In the past month, Benford’s Law has risen from a niche, nerdy “fun fact” to become a key arguing point about the legitimacy of our national election. So what is this universal mathematical law?
Benford’s Law states that truly random data sets, whether it be Instagram followers or stars in a galaxy, all follow the same trend. The first digit of any given number in the entire universe is about 30% more likely to be a 1 than a 9. Crazy, right? It has been used to detect tax fraud, deep fakes, and Russian Twitter bots. In a messy world, the clean application of Benford’s Law acts like a magical lie detector.

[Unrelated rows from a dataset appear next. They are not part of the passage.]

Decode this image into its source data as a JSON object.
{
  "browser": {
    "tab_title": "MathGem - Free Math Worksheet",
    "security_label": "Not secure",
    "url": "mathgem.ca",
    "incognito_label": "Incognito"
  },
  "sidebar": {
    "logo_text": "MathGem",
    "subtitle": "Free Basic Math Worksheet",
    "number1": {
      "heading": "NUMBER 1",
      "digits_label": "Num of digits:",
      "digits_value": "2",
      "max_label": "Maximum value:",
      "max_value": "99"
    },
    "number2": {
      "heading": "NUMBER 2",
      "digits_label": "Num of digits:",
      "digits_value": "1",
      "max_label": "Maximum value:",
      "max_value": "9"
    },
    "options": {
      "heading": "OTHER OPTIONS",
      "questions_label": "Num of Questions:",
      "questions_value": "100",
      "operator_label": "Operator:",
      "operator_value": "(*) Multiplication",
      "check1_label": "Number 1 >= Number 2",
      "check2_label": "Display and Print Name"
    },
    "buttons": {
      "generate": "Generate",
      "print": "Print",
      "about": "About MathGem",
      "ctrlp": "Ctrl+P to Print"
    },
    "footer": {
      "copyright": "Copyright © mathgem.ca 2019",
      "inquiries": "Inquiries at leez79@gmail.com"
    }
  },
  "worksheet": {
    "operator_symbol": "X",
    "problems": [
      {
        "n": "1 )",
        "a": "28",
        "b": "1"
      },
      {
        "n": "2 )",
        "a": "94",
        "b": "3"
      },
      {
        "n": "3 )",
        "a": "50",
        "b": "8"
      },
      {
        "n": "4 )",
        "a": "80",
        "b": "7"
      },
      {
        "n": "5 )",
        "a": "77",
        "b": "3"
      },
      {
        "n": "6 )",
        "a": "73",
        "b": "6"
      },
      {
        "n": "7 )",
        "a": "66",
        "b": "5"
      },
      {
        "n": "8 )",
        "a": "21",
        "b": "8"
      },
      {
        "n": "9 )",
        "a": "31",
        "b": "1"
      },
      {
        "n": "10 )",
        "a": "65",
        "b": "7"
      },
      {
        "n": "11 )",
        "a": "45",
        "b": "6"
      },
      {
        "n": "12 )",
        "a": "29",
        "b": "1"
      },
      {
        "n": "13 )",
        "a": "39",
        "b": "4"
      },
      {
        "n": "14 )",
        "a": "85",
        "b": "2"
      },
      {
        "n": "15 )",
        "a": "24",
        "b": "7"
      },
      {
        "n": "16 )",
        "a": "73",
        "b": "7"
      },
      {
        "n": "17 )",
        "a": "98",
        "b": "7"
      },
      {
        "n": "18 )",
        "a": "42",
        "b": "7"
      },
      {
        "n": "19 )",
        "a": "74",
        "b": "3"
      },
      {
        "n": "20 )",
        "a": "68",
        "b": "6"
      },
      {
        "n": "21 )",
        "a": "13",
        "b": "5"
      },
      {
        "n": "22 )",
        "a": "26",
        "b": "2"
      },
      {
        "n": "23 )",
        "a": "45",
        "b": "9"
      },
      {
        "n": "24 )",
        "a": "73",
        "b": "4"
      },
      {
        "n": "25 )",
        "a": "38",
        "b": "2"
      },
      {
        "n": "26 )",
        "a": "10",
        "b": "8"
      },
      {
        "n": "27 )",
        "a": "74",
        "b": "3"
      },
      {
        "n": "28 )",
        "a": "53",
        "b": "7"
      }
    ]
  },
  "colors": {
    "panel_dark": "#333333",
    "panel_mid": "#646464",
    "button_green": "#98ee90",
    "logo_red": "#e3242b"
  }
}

Benford’s Law isn’t necessarily intuitive, but it’s simple enough that it can easily be applied incorrectly. Strangely, the first digit of certain precinct vote counts don’t match the elegant curve of Benford’s Law on a graph. Since the election, this disparity has been gaining popularity across social media and some news outlets as proof of voter fraud.
However, as University of Michigan professor Walter Mebane proves in recent research, this is an inaccurate interpretation of precinct voting data. After 20 years researching Benford’s Law, Mebane expresses alarm that people are oversimplifying it in such a high stakes situation.
Human minds are wired for stories, not statistics. Anyone who’s been frustrated by their math homework can relate. The proofs in Benford’s Law are especially complex, so it’s important to consult mathematical experts such as Mebane to ensure that our statistical assumptions are accurate.
In the words of Galileo, “Mathematics is the language with which God has written the universe.”
For an entertaining overview of Benford’s Law, watch the “Digits” episode of Netflix’s docuseries “Connected.” For an explanation of Benford’s Law in the election, listen to Radiolab’s recent podcast episode, “Breaking Benford.” Better yet, read Professor Walter Mebane’s study, which is titled “Inappropriate Applications of Benford’s Law Regularities to Some Data from the 2020 Presidential Election in the United States.”
— Ella Crowder is a senior at Davis High School.